If the satire were any thicker, you could spread it on your morning toast.

Having little connection with the actual period in which it’s set – and having been filmed with genuinely impressive production values — The Avengers rarely seems dated or shopworn, even half a century on. It’s an impeccably-tuned time machine with luxury seating.

It’s worth noting that The Avengers enjoyed a long run on British television – and not all its episodes arguably belong on your bookshelves. It began in 1961 as a very low budget black and white production shot on video tape, which will probably only interest cultural historians.
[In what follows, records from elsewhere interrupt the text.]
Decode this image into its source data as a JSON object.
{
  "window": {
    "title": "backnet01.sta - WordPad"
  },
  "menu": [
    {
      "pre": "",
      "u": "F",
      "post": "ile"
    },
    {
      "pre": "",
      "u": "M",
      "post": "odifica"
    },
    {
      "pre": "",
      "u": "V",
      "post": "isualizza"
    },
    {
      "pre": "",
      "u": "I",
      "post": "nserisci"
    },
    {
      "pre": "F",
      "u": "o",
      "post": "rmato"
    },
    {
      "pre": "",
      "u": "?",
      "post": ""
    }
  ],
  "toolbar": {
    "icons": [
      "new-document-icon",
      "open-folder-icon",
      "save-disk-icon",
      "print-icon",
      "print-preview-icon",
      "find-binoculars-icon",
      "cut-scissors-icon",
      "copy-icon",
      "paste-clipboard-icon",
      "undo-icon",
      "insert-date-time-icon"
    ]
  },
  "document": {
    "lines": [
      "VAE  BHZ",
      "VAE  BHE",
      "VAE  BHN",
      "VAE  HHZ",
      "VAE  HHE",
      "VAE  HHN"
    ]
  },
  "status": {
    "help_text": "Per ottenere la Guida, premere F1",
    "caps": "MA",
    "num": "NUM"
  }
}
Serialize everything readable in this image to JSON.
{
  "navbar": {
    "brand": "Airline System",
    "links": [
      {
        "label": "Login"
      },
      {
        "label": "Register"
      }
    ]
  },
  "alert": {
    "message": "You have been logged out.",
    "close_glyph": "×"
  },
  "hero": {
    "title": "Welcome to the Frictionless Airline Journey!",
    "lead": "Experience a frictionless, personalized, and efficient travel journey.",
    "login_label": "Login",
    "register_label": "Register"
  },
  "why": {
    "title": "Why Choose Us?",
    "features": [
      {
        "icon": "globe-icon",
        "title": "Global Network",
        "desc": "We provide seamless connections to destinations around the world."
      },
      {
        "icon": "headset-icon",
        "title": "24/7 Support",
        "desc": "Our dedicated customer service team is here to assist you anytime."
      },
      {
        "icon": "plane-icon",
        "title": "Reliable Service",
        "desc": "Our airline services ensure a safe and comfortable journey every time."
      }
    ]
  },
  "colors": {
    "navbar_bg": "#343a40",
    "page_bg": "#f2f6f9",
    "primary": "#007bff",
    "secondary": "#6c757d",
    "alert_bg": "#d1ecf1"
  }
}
It was picked up by ABC in the United States in 1965, which subsequently provided it with the funds to shoot on color film – something its opening credits seem inordinately proud of. Its apogee spanned three years, whereupon the actress who played Mrs. Peel reputedly discovered that she was being paid less than one of the cameramen and she returned to doing Shakespeare. The show never quite got its mojo back thereafter. It resurfaced once more as an engagingly quirky theatrical reboot in 1998, with different actors.

The legendary three seasons of The Avengers appears on DVD as The Avengers – The Complete Emma Peel Megaset… presumably thus titled because its eponymous protagonist raised no small number of American eyebrows back in the day by running around in tight leather jumpsuits. The original film has been artfully remastered for DVDs, and the box set includes several black and white “lost” episodes.


The X-Files: Periodically tedious when it originally aired on broadcast television, the X-Files is a guilty pleasure on disc. Its transformation is due in no small part to the absence of commercials to shatter the continuity of its layered plots, and the perpetual luxury of playing the next episode to determine whether the truth might actually be out there after all.

A grand temple to the gods of paranoia, The X-Files follows the careers of its two iconic FBI agents, Fox Mulder and Dana Scully, as they catch fleeting glimpses of every paranormal phenomenon, alien abduction and government conspiracy ever floated on the Internet. It makes a decided point of never getting to the point, revealing maddening wisps of an ill-defined secret with each episode.

Did people really used to carry cell phones that large?

The early seasons of The X-Files seem to have made a virtue of their modest budgets and limited locations – pretty much every sinister mid-western small town and urban post-apocalyptic demolition project was in fact some facet of British Columbia. Their taut, edgy writing, deliberately murky cinematography and the disquieting screen chemistry of its stars are far more compelling than a CGI budget. The first five box sets absolutely rock.

While it seems almost unconscionable to suggest, the writers behind the X-Files appear to have run out of phantasms and conspiracies, and its principal actors lost their initial enthusiasm for the show, quite some time before its credits ran for the final time. The latter half of The X-Files – filmed in sunny California rather than fog-shrouded Vancouver – are workmanlike, well-plotted television, but they lack the nervous energy and sense of genuine dread that drove their predecessors.

The X-Files ran for nine seasons, and through two theatrical films. The first, The X-Files: Fight the Future, was seriously engaging, fitting into the mythology of the television series between its fifth and sixth seasons. The second, the 2008 The X-Files: I Want To Believe, was released six years after the cancellation of the series. In it, Mulder and Scully, now a middle-aged couple, return to the field to track a serial killer. The opportunity to hang with the characters one last time is engaging – the story is ultimately disposable.